By TOM DALTON
---- — SALEM — The transformation of Salem from middling municipality to the epicenter of the North Shore began under Mayor Neil Harrington, continued under Stanley Usovicz and has peaked under Kim Driscoll, who will be sworn in today to begin her third term.
Driscoll, the city’s first woman mayor, has been hailed for putting Salem’s financial house in order, negotiating more fiscally responsible union contracts, revitalizing the waterfront, and spearheading projects ranging from renovated parks and playing fields to a new commuter rail station.
But she enters 2014 with major pieces of unfinished business that may, as much as past triumphs, define her years as mayor.
First and foremost is the public schools, which are in the second year of a turnaround effort that began when Bentley Elementary School was given Level 4 status by the state for consistently poor scores on the MCAS exams.
This is a huge undertaking that involves much more than Bentley School, only one of several poor-performing schools, and Driscoll, chairman of the School Committee, plays an important but limited role.
Year Two is when new programs should be in place and results — positive results — should start to be seen.
“It’s not only an important year, but it’s the most important issue because it’s the most important thing (we) deliver to our residents — our quality public schools,” Driscoll said. “We have set high expectations, and we are working hard to achieve them.”
With several principals stepping down, Driscoll sees the selection of new leadership as a key part of the turnaround effort. With that in mind, the city has sought outside help from UMass-Boston to recruit new school leaders and has stepped up efforts to develop administrators from within the public schools.
“Attracting quality leadership is so critical for school improvement,” she said. There is a connection, Driscoll said, between strong schools and strong leaders.
Also high on the list of unfinished business is the senior center, an issue that has befuddled mayors for the past 15 years or more.
The city signed a $5 million purchase-and-sale agreement with a developer almost five years ago for its portion of a public-private development on former Sylvania land, but nothing has been built.
The mayor secured bonding authorization for a community life/senior center last March, but only after outgoing Council President Jerry Ryan helped broker a deal that calls for construction to start “within a year.” That clock is ticking.
“We have to either fish or cut bait,” Driscoll said.
While stopping short of issuing an ultimatum, the mayor said she expects developer David Sweetser to begin construction this spring.

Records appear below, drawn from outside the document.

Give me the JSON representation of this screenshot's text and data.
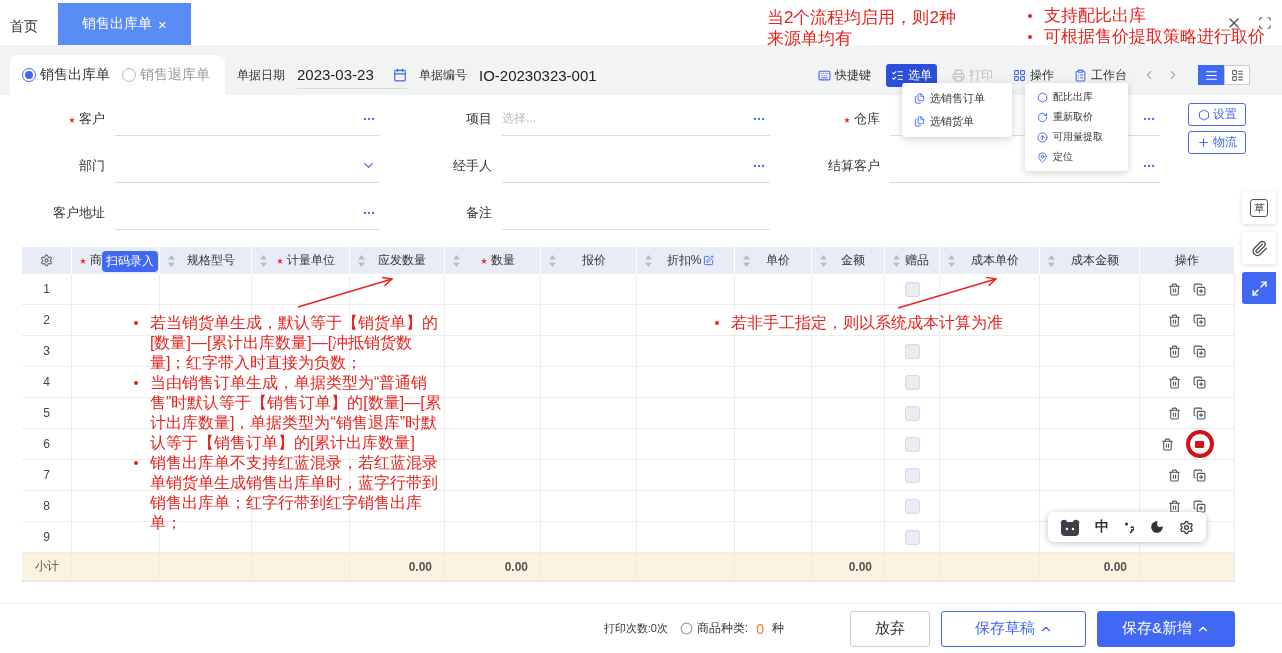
{
  "tabs": [
    {
      "label": "首页",
      "selected": false
    },
    {
      "label": "销售出库单",
      "selected": true,
      "close": "×"
    }
  ],
  "doc_types": [
    {
      "label": "销售出库单",
      "selected": true
    },
    {
      "label": "销售退库单",
      "selected": false
    }
  ],
  "date_field": {
    "label": "单据日期",
    "value": "2023-03-23"
  },
  "number_field": {
    "label": "单据编号",
    "value": "IO-20230323-001"
  },
  "toolbar": [
    {
      "label": "快捷键",
      "selected": false,
      "disabled": false
    },
    {
      "label": "选单",
      "selected": true,
      "disabled": false
    },
    {
      "label": "打印",
      "selected": false,
      "disabled": true
    },
    {
      "label": "操作",
      "selected": false,
      "disabled": false
    },
    {
      "label": "工作台",
      "selected": false,
      "disabled": false
    }
  ],
  "view_toggle": [
    {
      "selected": true
    },
    {
      "selected": false
    }
  ],
  "menus": [
    {
      "items": [
        "选销售订单",
        "选销货单"
      ]
    },
    {
      "items": [
        "配比出库",
        "重新取价",
        "可用量提取",
        "定位"
      ]
    }
  ],
  "form_fields": [
    {
      "label": "客户",
      "required": true,
      "kind": "lookup"
    },
    {
      "label": "项目",
      "required": false,
      "kind": "lookup",
      "placeholder": "选择..."
    },
    {
      "label": "仓库",
      "required": true,
      "kind": "lookup"
    },
    {
      "label": "部门",
      "required": false,
      "kind": "select"
    },
    {
      "label": "经手人",
      "required": false,
      "kind": "lookup"
    },
    {
      "label": "结算客户",
      "required": false,
      "kind": "lookup"
    },
    {
      "label": "客户地址",
      "required": false,
      "kind": "lookup"
    },
    {
      "label": "备注",
      "required": false,
      "kind": "text"
    }
  ],
  "side_buttons": [
    "设置",
    "物流"
  ],
  "side_tools": {
    "draft_label": "草",
    "expand_active": true
  },
  "table": {
    "badge": "扫码录入",
    "subtotal_label": "小计",
    "columns": [
      {
        "label": "商",
        "required": true,
        "sortable": false,
        "kind": "text"
      },
      {
        "label": "规格型号",
        "required": false,
        "sortable": true,
        "kind": "text"
      },
      {
        "label": "计量单位",
        "required": true,
        "sortable": true,
        "kind": "text"
      },
      {
        "label": "应发数量",
        "required": false,
        "sortable": true,
        "kind": "text",
        "subtotal": "0.00"
      },
      {
        "label": "数量",
        "required": true,
        "sortable": true,
        "kind": "text",
        "subtotal": "0.00"
      },
      {
        "label": "报价",
        "required": false,
        "sortable": true,
        "kind": "text"
      },
      {
        "label": "折扣%",
        "required": false,
        "sortable": true,
        "kind": "text",
        "editable": true
      },
      {
        "label": "单价",
        "required": false,
        "sortable": true,
        "kind": "text"
      },
      {
        "label": "金额",
        "required": false,
        "sortable": true,
        "kind": "text",
        "subtotal": "0.00"
      },
      {
        "label": "赠品",
        "required": false,
        "sortable": true,
        "kind": "checkbox"
      },
      {
        "label": "成本单价",
        "required": false,
        "sortable": true,
        "kind": "text"
      },
      {
        "label": "成本金额",
        "required": false,
        "sortable": true,
        "kind": "text",
        "subtotal": "0.00"
      },
      {
        "label": "操作",
        "required": false,
        "sortable": false,
        "kind": "actions"
      }
    ],
    "rows": [
      {
        "index": "1",
        "gift": false
      },
      {
        "index": "2"
      },
      {
        "index": "3",
        "gift": false
      },
      {
        "index": "4",
        "gift": false
      },
      {
        "index": "5",
        "gift": false
      },
      {
        "index": "6",
        "gift": false,
        "circled": true
      },
      {
        "index": "7",
        "gift": false
      },
      {
        "index": "8",
        "gift": false
      },
      {
        "index": "9",
        "gift": false,
        "actions_hidden": true
      }
    ]
  },
  "footer": {
    "print_count": "打印次数:0次",
    "kinds_label": "商品种类:",
    "kinds_count": "0",
    "kinds_unit": "种",
    "buttons": [
      {
        "label": "放弃",
        "kind": "plain",
        "menu": false
      },
      {
        "label": "保存草稿",
        "kind": "outline",
        "menu": true
      },
      {
        "label": "保存&新增",
        "kind": "primary",
        "menu": true
      }
    ]
  },
  "ime_bar": {
    "mode": "中"
  },
  "annotations": {
    "flow_note": "当2个流程均启用，则2种来源单均有",
    "feature_notes": [
      "支持配比出库",
      "可根据售价提取策略进行取价"
    ],
    "quantity_notes": [
      "若当销货单生成，默认等于【销货单】的[数量]—[累计出库数量]—[冲抵销货数量]；红字带入时直接为负数；",
      "当由销售订单生成，单据类型为“普通销售”时默认等于【销售订单】的[数量]—[累计出库数量]，单据类型为“销售退库”时默认等于【销售订单】的[累计出库数量]",
      "销售出库单不支持红蓝混录，若红蓝混录单销货单生成销售出库单时，蓝字行带到销售出库单；红字行带到红字销售出库单；"
    ],
    "cost_note": "若非手工指定，则以系统成本计算为准"
  }
}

Of course, no issue facing the city is any larger than the redevelopment of the Salem Harbor Station site. The coal- and oil-fired power plant will shut down at the end of May, and the fate of a key approval for a proposed natural gas plant on a portion of that 65-acre site, a plant scheduled to open in 2016, currently is before the state Supreme Judicial Court.
Behind the scenes, Driscoll has been trying to broker a deal with the Conservation Law Foundation, the prime plant adversaries, developer Footprint Power, and officials from the Executive Office of Energy and Environmental Affairs.
“I’m at the table with all of the principals, and we’re hopeful we can work something out,” she said.
Whatever happens in court or at the negotiating table, Driscoll knows this site is one of the keys to both waterfront development and the city’s fiscal health, at least in the immediate future.
Right now, the power plant generates $4.75 million in annual taxes and payments, by far the most of any city property.
Most of that is paid by the state under a deal to hold a host city harmless for the closure of a power plant, a deal that runs through 2019.
While earning her stripes as a “green mayor” who has pushed solar, wind and energy efficiencies, Driscoll is a staunch supporter of the proposed natural gas plant.
She sees it as a bridge to a time when the state can rely more on renewables and energy upgrades, a key to the city’s financial stability and a catalyst for redevelopment of an industrial site that could sit empty and padlocked.
“It’s a huge opportunity lost if that doesn’t move forward,” she said.
As she looks ahead to four more years, Driscoll seems forever dogged by the same old question: Will she stay?
Often touted for statewide office, the Salem mayor has gotten good at the answer.
“I never think about that,” she said. “I love what I’m doing and I always say as long as I enjoy this as much as I am, I certainly plan to be here. There’s a lot of exciting work going on.
“I’m bullish on our future, and it’s both humbling and exciting to be a part of it.”
Tom Dalton can be reached at firstname.lastname@example.org.